As recounted in the excellent making-of documentary (ported over from the Region 2 DVD, released in 2007), when Genevieve was completed, neither company CEO J. Arthur Rank nor anyone else in the upper echelon of the Rank Organization had any faith in the film, but instead of breeding dust on the shelf, the picture was hastily put into distribution when another film bombed.
During its premiere engagement, audiences quickly warmed to the film’s utterly charming sense of humour and surprisingly frank adult innuendo, and the little film, for which its director had mortgaged his house to ensure completion, won a BAFTA for Best British Film, and earned two Oscar nominations for Best Music Score and Best Writing.
And yet until now, Genevieve has remained elusive to the North American home video market, perhaps because few distributors here felt anyone would care about a simple film in which two rival couples decide to transform their annual trek of driving vintage cars with fellow antique auto lovers from London to Brighton and back into a race, with 100 pounds cash awaiting the winner.
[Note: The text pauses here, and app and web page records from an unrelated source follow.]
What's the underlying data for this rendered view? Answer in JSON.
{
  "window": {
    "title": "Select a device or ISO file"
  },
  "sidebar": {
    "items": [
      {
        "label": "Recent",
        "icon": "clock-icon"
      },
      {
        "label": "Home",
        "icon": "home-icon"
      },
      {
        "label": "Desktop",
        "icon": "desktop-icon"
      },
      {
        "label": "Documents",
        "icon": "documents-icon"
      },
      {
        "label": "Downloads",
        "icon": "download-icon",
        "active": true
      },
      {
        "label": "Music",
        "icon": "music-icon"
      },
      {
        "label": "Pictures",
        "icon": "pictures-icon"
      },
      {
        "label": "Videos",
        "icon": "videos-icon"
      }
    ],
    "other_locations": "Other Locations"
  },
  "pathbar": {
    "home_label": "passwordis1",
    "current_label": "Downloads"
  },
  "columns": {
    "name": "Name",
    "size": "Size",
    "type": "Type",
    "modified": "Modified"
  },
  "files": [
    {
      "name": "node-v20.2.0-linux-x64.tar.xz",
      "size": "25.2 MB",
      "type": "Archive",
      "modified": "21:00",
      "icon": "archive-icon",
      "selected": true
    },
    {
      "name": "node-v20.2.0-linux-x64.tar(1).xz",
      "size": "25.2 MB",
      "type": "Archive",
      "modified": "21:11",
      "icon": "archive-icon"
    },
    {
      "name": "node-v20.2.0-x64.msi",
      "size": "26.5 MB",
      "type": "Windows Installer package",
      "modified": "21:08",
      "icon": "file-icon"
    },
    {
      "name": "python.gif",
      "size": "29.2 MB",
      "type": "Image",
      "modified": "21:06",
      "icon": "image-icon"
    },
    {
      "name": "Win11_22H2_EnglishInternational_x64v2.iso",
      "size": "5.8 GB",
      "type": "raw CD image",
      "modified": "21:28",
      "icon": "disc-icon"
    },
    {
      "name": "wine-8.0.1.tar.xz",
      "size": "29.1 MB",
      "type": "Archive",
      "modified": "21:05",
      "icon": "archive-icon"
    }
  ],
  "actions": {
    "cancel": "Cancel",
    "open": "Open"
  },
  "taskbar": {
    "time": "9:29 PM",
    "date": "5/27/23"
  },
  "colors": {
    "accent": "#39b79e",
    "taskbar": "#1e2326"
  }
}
Screenwriter William Rose, an American, had written a very British picture, yet he also tested the limits of cinematic mores on both continents by creating a realistic couple who fight and complain and mock each other, yet never wave in their genuine devotion. Wendy McKim (Dinah Sheridan) finds the two-day odyssey to be cold and dull, yet she tags along with husband Alan (John Gregson) because she knows he needs her support, and the trip will undoubtedly offer more quality time than their daily working week.
Joining them is Ambrose Claverhouse (Kenneth More), Wendy’s former fling, who consistently berates Alan’s vintage auto, and teases him into a bet which could ultimately ruin their oddly functional friendship. The men are competitive, but also quite mean towards each other if left alone together, which is probably why Wendy joins Alan each year; Ambrose, perhaps to protect himself, brings along a pretty girl – Rosalind (Kay Kendall) and her big slobbering dog - to keep him distracted from Wendy.
That Wendy and Alan are a realistic couple is quite surprising for a film from 1953, and the sexual innuendo is hardly kept under the covers. In one scene, More’s eyes flip back & forth between Kendall’s crisply made-up face and bosom, and in a rival scene, Sheridan asks Gregson twice to make love to her, as both are position on a single bed – breaking more than a few rules in Hollywood’s own Production Code.
The maturity of the characters also extends to their sense of fun, and Rose was spot-on in capturing the camaraderie and teasing that’s inherent to close friendships. Realism is also counterbalanced with a few now-classic sequences which are beautifully choreographed, including Rosalind’s trumpet playing during a festive post-race dinner, and Alan and Wendy’s night in a horrible, horrible hotel that’s managed by the equine-jawed Joyce Grenfell (Stage Fright, Laughter in Paradise).
Director Henry Cornelius (Passport to Pimlico) beautifully staged & timed the comedic elements, and the superb quartet of actors deliver verbal and sight gags with wonderful precision.
Car enthusiasts will love the realistic driving scenes (Cornelius wanted no rear projection usage and had all actors out in the open road), as well as the two vintage cars: the eponymous Genevieve, driven by the McKims, is a 1904 Darracq, and Claverhouse drives a 1905 Spyker – both still in good working order, and seen in the making-of closing scene with their adoring collector / owners.
While the film may be slight too genteel for some, Genevieve is a perfect film that has aged extremely well – not the least due to its timeless story of ordinary car fans driving vintage vehicles cross-country as part of a big social gathering.
VCI’s DVD includes a crisp transfer that finally shows off Christopher Challis’ superb Technicolor cinematography, and the making-of featurette includes interviews with Sheridan, cinematographer Challis, editor Clive Donner, and composer Larry Adler, whose score was nominated for an Oscar in spite of the composer being blacklisted by the Hollywood establishment & HUAC, and having his name removed from American film prints during the film’s original theatrical release.
Cornelius, a former editor (The Drum), would only direct a quintet of classic films before his sudden passing in 1958, whereas after editing Cornelius’ I Am a Camera (1955), editor Donner would switch to directing, of which his best work includes The Caretaker (1963), What’s New Pussycat? (1965), and A Christmas Carol (1984).
Writer Rose would go on to write the classic Ealing films The Maggie (1954) and The Ladykillers (1955), as well as the fluff piece The Smallest Show On Earth (1957) before moving to Hollwyood, where he’d pen It’s a Mad, Mad, Mad, Mad World [M] (1963), The Flim-Flam Man [M] (1967), and Guess Who’s Coming to Dinner (1967).
Whereas Kendall would star in several memorable comedy films before her untimely death in 1959, Sheridan chose to step away from films at her peak in 1953. When she returned to the acting in 1968, the British film industry was slowly going through it’s toughest period, and much of her work then and now remains in TV.
© 2011 Mark R. Hasan